** Opening SUPPLIED DATA block **

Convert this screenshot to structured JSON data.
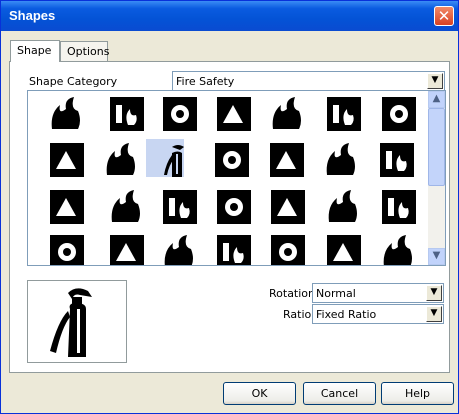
{
  "window": {
    "title": "Shapes",
    "close_glyph": "✕"
  },
  "tabs": [
    {
      "label": "Shape",
      "active": true
    },
    {
      "label": "Options",
      "active": false
    }
  ],
  "shape_category": {
    "label": "Shape Category",
    "value": "Fire Safety"
  },
  "gallery": {
    "icons": [
      "flame-icon",
      "flames-icon",
      "fire-icon",
      "running-person-fire-icon",
      "fire-hose-reel-icon",
      "fire-hydrant-icon",
      "hose-reel-icon",
      "hose-coil-icon",
      "fire-extinguisher-flames-icon",
      "fire-extinguisher-icon",
      "fire-extinguisher-plain-icon",
      "extinguisher-box-icon",
      "location-pin-icon",
      "hose-hook-icon",
      "phone-fire-icon",
      "telephone-icon",
      "telephone-handset-icon",
      "alarm-button-fire-icon",
      "fire-alarm-burst-icon",
      "fire-bell-icon",
      "break-glass-icon",
      "smoke-detector-icon",
      "horn-icon",
      "bell-fire-icon",
      "fire-escape-person-icon",
      "exit-left-icon",
      "exit-right-icon",
      "person-running-flame-icon",
      "assembly-point-icon"
    ],
    "selected_index": 9
  },
  "preview": {
    "icon": "fire-extinguisher-icon"
  },
  "rotation": {
    "label": "Rotation",
    "value": "Normal"
  },
  "ratio": {
    "label": "Ratio",
    "value": "Fixed Ratio"
  },
  "buttons": {
    "ok": "OK",
    "cancel": "Cancel",
    "help": "Help"
  }
}
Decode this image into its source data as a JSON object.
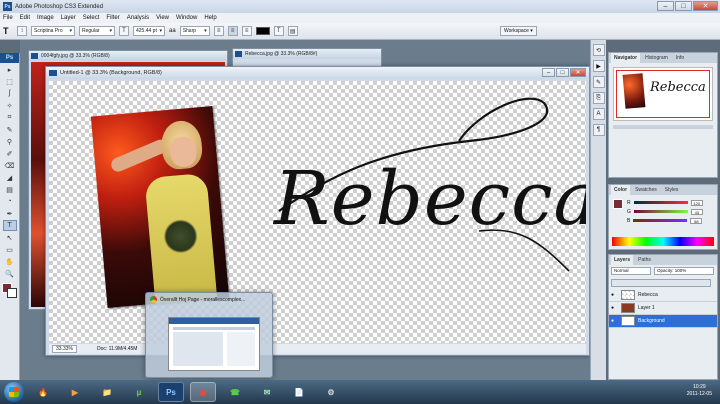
{
  "window": {
    "badge": "Ps",
    "title": "Adobe Photoshop CS3 Extended",
    "controls": [
      "–",
      "□",
      "✕"
    ]
  },
  "menu": [
    "File",
    "Edit",
    "Image",
    "Layer",
    "Select",
    "Filter",
    "Analysis",
    "View",
    "Window",
    "Help"
  ],
  "options": {
    "tool_glyph": "T",
    "font_family": "Scriptina Pro",
    "font_style": "Regular",
    "font_size": "425.44 pt",
    "anti_alias_prefix": "aa",
    "anti_alias": "Sharp",
    "workspace": "Workspace"
  },
  "toolbox": {
    "header": "Ps",
    "tools": [
      "▸",
      "⬚",
      "ʃ",
      "✧",
      "⌗",
      "✎",
      "⚲",
      "✐",
      "⌫",
      "◢",
      "▤",
      "◔",
      "✒",
      "T",
      "↖",
      "▭",
      "✋",
      "🔍"
    ]
  },
  "bg_docs": [
    {
      "title": "0004fgfy.jpg @ 33.3% (RGB/8)"
    },
    {
      "title": "Rebecca.jpg @ 33.3% (RGB/8#)"
    }
  ],
  "main_doc": {
    "title": "Untitled-1 @ 33.3% (Background, RGB/8)",
    "controls": [
      "–",
      "□",
      "✕"
    ],
    "zoom": "33.33%",
    "doc_size": "Doc: 11.9M/4.45M"
  },
  "canvas_text": "Rebecca",
  "thumbnail": {
    "title": "Överallt Hoj Page - morallescomplex..."
  },
  "panels": {
    "navigator_tabs": [
      "Navigator",
      "Histogram",
      "Info"
    ],
    "navigator_preview_text": "Rebecca",
    "color_tabs": [
      "Color",
      "Swatches",
      "Styles"
    ],
    "color_rows": [
      {
        "label": "R",
        "value": "120"
      },
      {
        "label": "G",
        "value": "43"
      },
      {
        "label": "B",
        "value": "58"
      }
    ],
    "layers_tabs": [
      "Layers",
      "Paths"
    ],
    "blend_mode": "Normal",
    "opacity": "Opacity: 100%",
    "layers": [
      {
        "name": "Rebecca",
        "selected": false
      },
      {
        "name": "Layer 1",
        "selected": false
      },
      {
        "name": "Background",
        "selected": true
      }
    ]
  },
  "taskbar": {
    "apps": [
      "🔥",
      "▶",
      "📁",
      "μ",
      "Ps",
      "◉",
      "☎",
      "✉",
      "📄",
      "⚙"
    ],
    "time": "10:29",
    "date": "2011-12-05"
  },
  "colors": {
    "accent": "#2c6fd6",
    "brand": "#1b4f8e",
    "foreground_swatch": "#7a2b3a"
  }
}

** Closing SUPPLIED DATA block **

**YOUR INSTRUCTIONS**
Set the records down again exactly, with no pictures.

**EXERCISE RESULT**
Convert this screenshot to structured JSON data.
{
  "window": {
    "title": "Shapes",
    "close_glyph": "✕"
  },
  "tabs": [
    {
      "label": "Shape",
      "active": true
    },
    {
      "label": "Options",
      "active": false
    }
  ],
  "shape_category": {
    "label": "Shape Category",
    "value": "Fire Safety"
  },
  "gallery": {
    "icons": [
      "flame-icon",
      "flames-icon",
      "fire-icon",
      "running-person-fire-icon",
      "fire-hose-reel-icon",
      "fire-hydrant-icon",
      "hose-reel-icon",
      "hose-coil-icon",
      "fire-extinguisher-flames-icon",
      "fire-extinguisher-icon",
      "fire-extinguisher-plain-icon",
      "extinguisher-box-icon",
      "location-pin-icon",
      "hose-hook-icon",
      "phone-fire-icon",
      "telephone-icon",
      "telephone-handset-icon",
      "alarm-button-fire-icon",
      "fire-alarm-burst-icon",
      "fire-bell-icon",
      "break-glass-icon",
      "smoke-detector-icon",
      "horn-icon",
      "bell-fire-icon",
      "fire-escape-person-icon",
      "exit-left-icon",
      "exit-right-icon",
      "person-running-flame-icon",
      "assembly-point-icon"
    ],
    "selected_index": 9
  },
  "preview": {
    "icon": "fire-extinguisher-icon"
  },
  "rotation": {
    "label": "Rotation",
    "value": "Normal"
  },
  "ratio": {
    "label": "Ratio",
    "value": "Fixed Ratio"
  },
  "buttons": {
    "ok": "OK",
    "cancel": "Cancel",
    "help": "Help"
  }
}
Decode this image into its source data as a JSON object.
{
  "window": {
    "badge": "Ps",
    "title": "Adobe Photoshop CS3 Extended",
    "controls": [
      "–",
      "□",
      "✕"
    ]
  },
  "menu": [
    "File",
    "Edit",
    "Image",
    "Layer",
    "Select",
    "Filter",
    "Analysis",
    "View",
    "Window",
    "Help"
  ],
  "options": {
    "tool_glyph": "T",
    "font_family": "Scriptina Pro",
    "font_style": "Regular",
    "font_size": "425.44 pt",
    "anti_alias_prefix": "aa",
    "anti_alias": "Sharp",
    "workspace": "Workspace"
  },
  "toolbox": {
    "header": "Ps",
    "tools": [
      "▸",
      "⬚",
      "ʃ",
      "✧",
      "⌗",
      "✎",
      "⚲",
      "✐",
      "⌫",
      "◢",
      "▤",
      "◔",
      "✒",
      "T",
      "↖",
      "▭",
      "✋",
      "🔍"
    ]
  },
  "bg_docs": [
    {
      "title": "0004fgfy.jpg @ 33.3% (RGB/8)"
    },
    {
      "title": "Rebecca.jpg @ 33.3% (RGB/8#)"
    }
  ],
  "main_doc": {
    "title": "Untitled-1 @ 33.3% (Background, RGB/8)",
    "controls": [
      "–",
      "□",
      "✕"
    ],
    "zoom": "33.33%",
    "doc_size": "Doc: 11.9M/4.45M"
  },
  "canvas_text": "Rebecca",
  "thumbnail": {
    "title": "Överallt Hoj Page - morallescomplex..."
  },
  "panels": {
    "navigator_tabs": [
      "Navigator",
      "Histogram",
      "Info"
    ],
    "navigator_preview_text": "Rebecca",
    "color_tabs": [
      "Color",
      "Swatches",
      "Styles"
    ],
    "color_rows": [
      {
        "label": "R",
        "value": "120"
      },
      {
        "label": "G",
        "value": "43"
      },
      {
        "label": "B",
        "value": "58"
      }
    ],
    "layers_tabs": [
      "Layers",
      "Paths"
    ],
    "blend_mode": "Normal",
    "opacity": "Opacity: 100%",
    "layers": [
      {
        "name": "Rebecca",
        "selected": false
      },
      {
        "name": "Layer 1",
        "selected": false
      },
      {
        "name": "Background",
        "selected": true
      }
    ]
  },
  "taskbar": {
    "apps": [
      "🔥",
      "▶",
      "📁",
      "μ",
      "Ps",
      "◉",
      "☎",
      "✉",
      "📄",
      "⚙"
    ],
    "time": "10:29",
    "date": "2011-12-05"
  },
  "colors": {
    "accent": "#2c6fd6",
    "brand": "#1b4f8e",
    "foreground_swatch": "#7a2b3a"
  }
}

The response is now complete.